## WORK INSTRUCTION
Repeat the records below exactly, leaving out every picture.

────────────────────────────────────────

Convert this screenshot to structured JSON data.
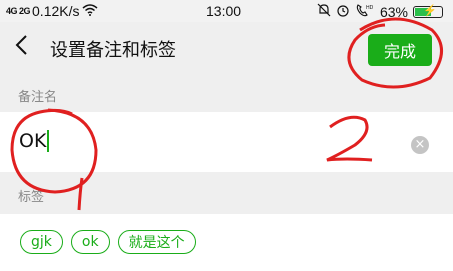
{
  "status_bar": {
    "signal": "4G 2G",
    "speed": "0.12K/s",
    "time": "13:00",
    "battery": "63%",
    "battery_level": 0.63,
    "icons": [
      "signal-icon",
      "wifi-icon",
      "mute-icon",
      "alarm-icon",
      "hd-call-icon",
      "battery-icon"
    ]
  },
  "header": {
    "back_icon": "chevron-left-icon",
    "title": "设置备注和标签",
    "done_label": "完成"
  },
  "remark": {
    "label": "备注名",
    "value": "OK"
  },
  "tags_section": {
    "label": "标签",
    "tags": [
      "gjk",
      "ok",
      "就是这个"
    ]
  },
  "colors": {
    "accent": "#1aad19",
    "annotation": "#e02020",
    "band": "#efefef"
  }
}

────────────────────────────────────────

## ANSWER TO THIS TASK
Convert this screenshot to structured JSON data.
{
  "status_bar": {
    "signal": "4G 2G",
    "speed": "0.12K/s",
    "time": "13:00",
    "battery": "63%",
    "battery_level": 0.63,
    "icons": [
      "signal-icon",
      "wifi-icon",
      "mute-icon",
      "alarm-icon",
      "hd-call-icon",
      "battery-icon"
    ]
  },
  "header": {
    "back_icon": "chevron-left-icon",
    "title": "设置备注和标签",
    "done_label": "完成"
  },
  "remark": {
    "label": "备注名",
    "value": "OK"
  },
  "tags_section": {
    "label": "标签",
    "tags": [
      "gjk",
      "ok",
      "就是这个"
    ]
  },
  "colors": {
    "accent": "#1aad19",
    "annotation": "#e02020",
    "band": "#efefef"
  }
}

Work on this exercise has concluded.